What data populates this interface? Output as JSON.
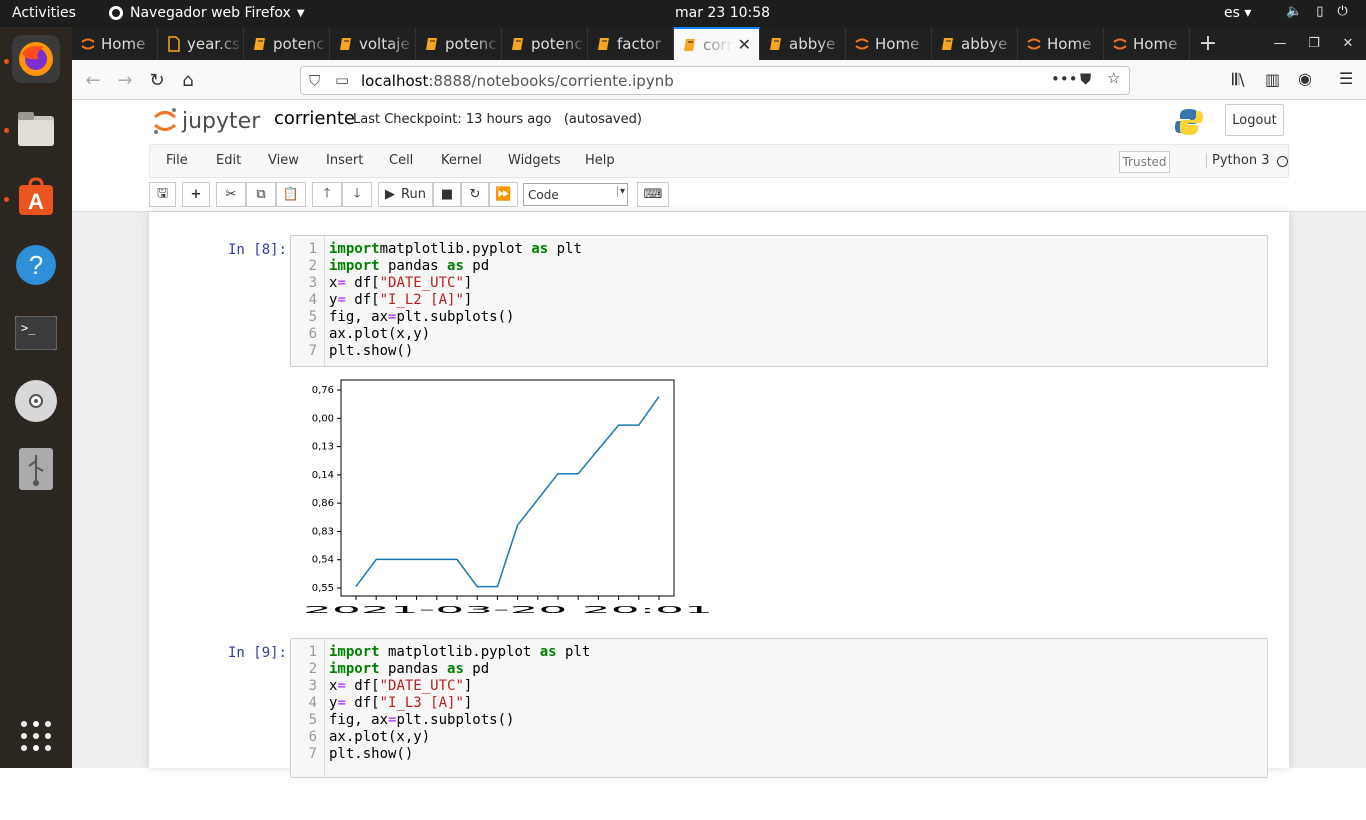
{
  "topbar": {
    "activities": "Activities",
    "app": "Navegador web Firefox",
    "clock": "mar 23  10:58",
    "lang": "es"
  },
  "tabs": [
    {
      "label": "Home",
      "icon": "jupyter-icon"
    },
    {
      "label": "year.cs",
      "icon": "file-icon"
    },
    {
      "label": "potenc",
      "icon": "notebook-icon"
    },
    {
      "label": "voltaje",
      "icon": "notebook-icon"
    },
    {
      "label": "potenc",
      "icon": "notebook-icon"
    },
    {
      "label": "potenc",
      "icon": "notebook-icon"
    },
    {
      "label": "factor",
      "icon": "notebook-icon"
    },
    {
      "label": "corr",
      "icon": "notebook-icon",
      "active": true
    },
    {
      "label": "abbye",
      "icon": "notebook-icon"
    },
    {
      "label": "Home",
      "icon": "jupyter-icon"
    },
    {
      "label": "abbye",
      "icon": "notebook-icon"
    },
    {
      "label": "Home",
      "icon": "jupyter-icon"
    },
    {
      "label": "Home",
      "icon": "jupyter-icon"
    }
  ],
  "url": {
    "host": "localhost",
    "rest": ":8888/notebooks/corriente.ipynb"
  },
  "jupyter": {
    "logo_text": "jupyter",
    "notebook_name": "corriente",
    "checkpoint": "Last Checkpoint: 13 hours ago",
    "autosaved": "(autosaved)",
    "logout": "Logout",
    "menus": [
      "File",
      "Edit",
      "View",
      "Insert",
      "Cell",
      "Kernel",
      "Widgets",
      "Help"
    ],
    "trusted": "Trusted",
    "kernel": "Python 3",
    "run_label": "Run",
    "cell_type": "Code"
  },
  "cells": [
    {
      "prompt": "In [8]:",
      "lines": [
        [
          [
            "kw",
            "import"
          ],
          [
            "",
            "matplotlib.pyplot "
          ],
          [
            "kw",
            "as"
          ],
          [
            "",
            " plt"
          ]
        ],
        [
          [
            "kw",
            "import"
          ],
          [
            "",
            " pandas "
          ],
          [
            "kw",
            "as"
          ],
          [
            "",
            " pd"
          ]
        ],
        [
          [
            "",
            "x"
          ],
          [
            "op",
            "="
          ],
          [
            "",
            " df["
          ],
          [
            "str",
            "\"DATE_UTC\""
          ],
          [
            "",
            "]"
          ]
        ],
        [
          [
            "",
            "y"
          ],
          [
            "op",
            "="
          ],
          [
            "",
            " df["
          ],
          [
            "str",
            "\"I_L2 [A]\""
          ],
          [
            "",
            "]"
          ]
        ],
        [
          [
            "",
            "fig, ax"
          ],
          [
            "op",
            "="
          ],
          [
            "",
            "plt.subplots()"
          ]
        ],
        [
          [
            "",
            "ax.plot(x,y)"
          ]
        ],
        [
          [
            "",
            "plt.show()"
          ]
        ]
      ]
    },
    {
      "prompt": "In [9]:",
      "lines": [
        [
          [
            "kw",
            "import"
          ],
          [
            "",
            " matplotlib.pyplot "
          ],
          [
            "kw",
            "as"
          ],
          [
            "",
            " plt"
          ]
        ],
        [
          [
            "kw",
            "import"
          ],
          [
            "",
            " pandas "
          ],
          [
            "kw",
            "as"
          ],
          [
            "",
            " pd"
          ]
        ],
        [
          [
            "",
            "x"
          ],
          [
            "op",
            "="
          ],
          [
            "",
            " df["
          ],
          [
            "str",
            "\"DATE_UTC\""
          ],
          [
            "",
            "]"
          ]
        ],
        [
          [
            "",
            "y"
          ],
          [
            "op",
            "="
          ],
          [
            "",
            " df["
          ],
          [
            "str",
            "\"I_L3 [A]\""
          ],
          [
            "",
            "]"
          ]
        ],
        [
          [
            "",
            "fig, ax"
          ],
          [
            "op",
            "="
          ],
          [
            "",
            "plt.subplots()"
          ]
        ],
        [
          [
            "",
            "ax.plot(x,y)"
          ]
        ],
        [
          [
            "",
            "plt.show()"
          ]
        ]
      ]
    }
  ],
  "chart_data": {
    "type": "line",
    "title": "",
    "xlabel": "",
    "ylabel": "",
    "y_ticks": [
      "0,76",
      "0,00",
      "0,13",
      "0,14",
      "0,86",
      "0,83",
      "0,54",
      "0,55"
    ],
    "x_tick_text": "2021-03-20 20:01",
    "x": [
      0,
      1,
      2,
      3,
      4,
      5,
      6,
      7,
      8,
      9,
      10,
      11,
      12,
      13,
      14,
      15
    ],
    "y_rank": [
      0.05,
      1,
      1,
      1,
      1,
      1,
      0.05,
      0.05,
      2.2,
      3.1,
      4,
      4,
      4.85,
      5.7,
      5.7,
      6.7
    ],
    "color": "#1f77b4"
  }
}
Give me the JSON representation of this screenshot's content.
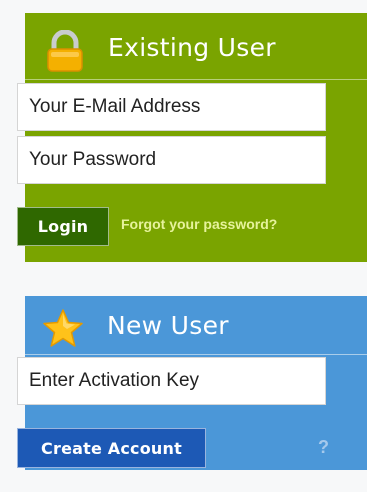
{
  "existing_user": {
    "title": "Existing User",
    "icon": "lock-icon",
    "email_placeholder": "Your E-Mail Address",
    "password_placeholder": "Your Password",
    "login_label": "Login",
    "forgot_label": "Forgot your password?",
    "accent_color": "#7aa400"
  },
  "new_user": {
    "title": "New User",
    "icon": "star-icon",
    "activation_placeholder": "Enter Activation Key",
    "create_label": "Create Account",
    "help_label": "?",
    "accent_color": "#4b97d8"
  }
}
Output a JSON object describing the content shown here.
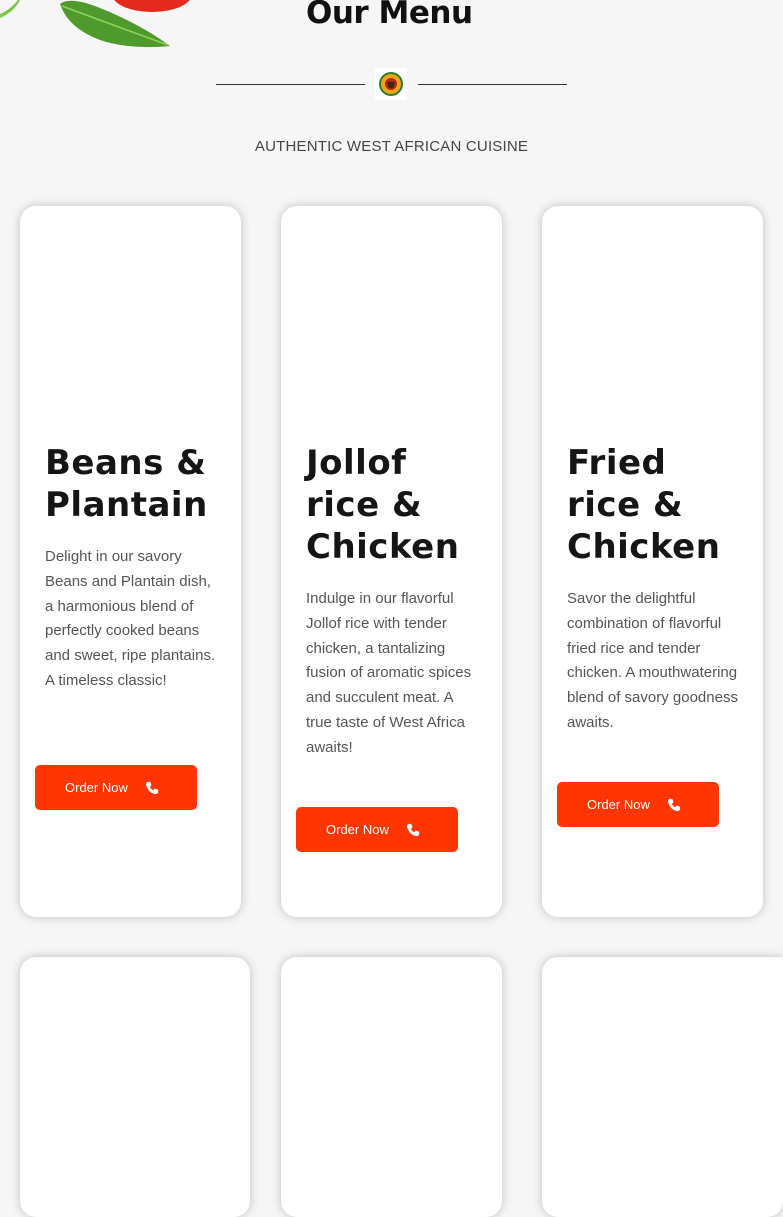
{
  "header": {
    "title": "Our Menu",
    "subtitle": "AUTHENTIC WEST AFRICAN CUISINE"
  },
  "colors": {
    "accent": "#ff3503",
    "background": "#f6f6f6",
    "card": "#ffffff"
  },
  "icons": {
    "decor": "tomato-basil-image",
    "logo": "restaurant-logo-icon",
    "button": "phone-icon"
  },
  "menu_items": [
    {
      "title_lines": [
        "Beans &",
        "Plantain"
      ],
      "description": "Delight in our savory Beans and Plantain dish, a harmonious blend of perfectly cooked beans and sweet, ripe plantains. A timeless classic!",
      "button_label": "Order Now"
    },
    {
      "title_lines": [
        "Jollof",
        "rice &",
        "Chicken"
      ],
      "description": "Indulge in our flavorful Jollof rice with tender chicken, a tantalizing fusion of aromatic spices and succulent meat. A true taste of West Africa awaits!",
      "button_label": "Order Now"
    },
    {
      "title_lines": [
        "Fried",
        "rice &",
        "Chicken"
      ],
      "description": "Savor the delightful combination of flavorful fried rice and tender chicken. A mouthwatering blend of savory goodness awaits.",
      "button_label": "Order Now"
    }
  ]
}
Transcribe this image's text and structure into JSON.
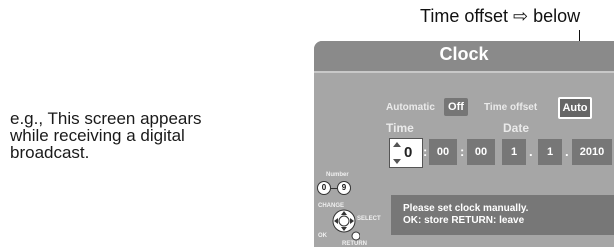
{
  "caption": {
    "lines": [
      "e.g., This screen appears",
      "while receiving a digital",
      "broadcast."
    ]
  },
  "callout": {
    "text": "Time offset ⇨ below"
  },
  "dialog": {
    "title": "Clock",
    "automatic_label": "Automatic",
    "automatic_value": "Off",
    "time_offset_label": "Time offset",
    "time_offset_value": "Auto",
    "time_label": "Time",
    "time": {
      "hour": "0",
      "minute": "00",
      "second": "00"
    },
    "date_label": "Date",
    "date": {
      "day": "1",
      "month": "1",
      "year": "2010"
    },
    "message_line1": "Please set clock manually.",
    "message_line2": "OK: store    RETURN: leave"
  },
  "remote_legend": {
    "number_label": "Number",
    "key_start": "0",
    "key_end": "9",
    "change_label": "CHANGE",
    "select_label": "SELECT",
    "ok_label": "OK",
    "return_label": "RETURN"
  },
  "colors": {
    "screen_bg": "#a6a6a6",
    "titlebar_bg": "#8a8a8a",
    "chip_bg": "#777777",
    "highlight_border": "#ffffff"
  },
  "icons": [
    "up-down-arrow-icon",
    "dpad-icon",
    "return-button-icon"
  ]
}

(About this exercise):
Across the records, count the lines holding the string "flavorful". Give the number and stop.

(Solved exercise):
2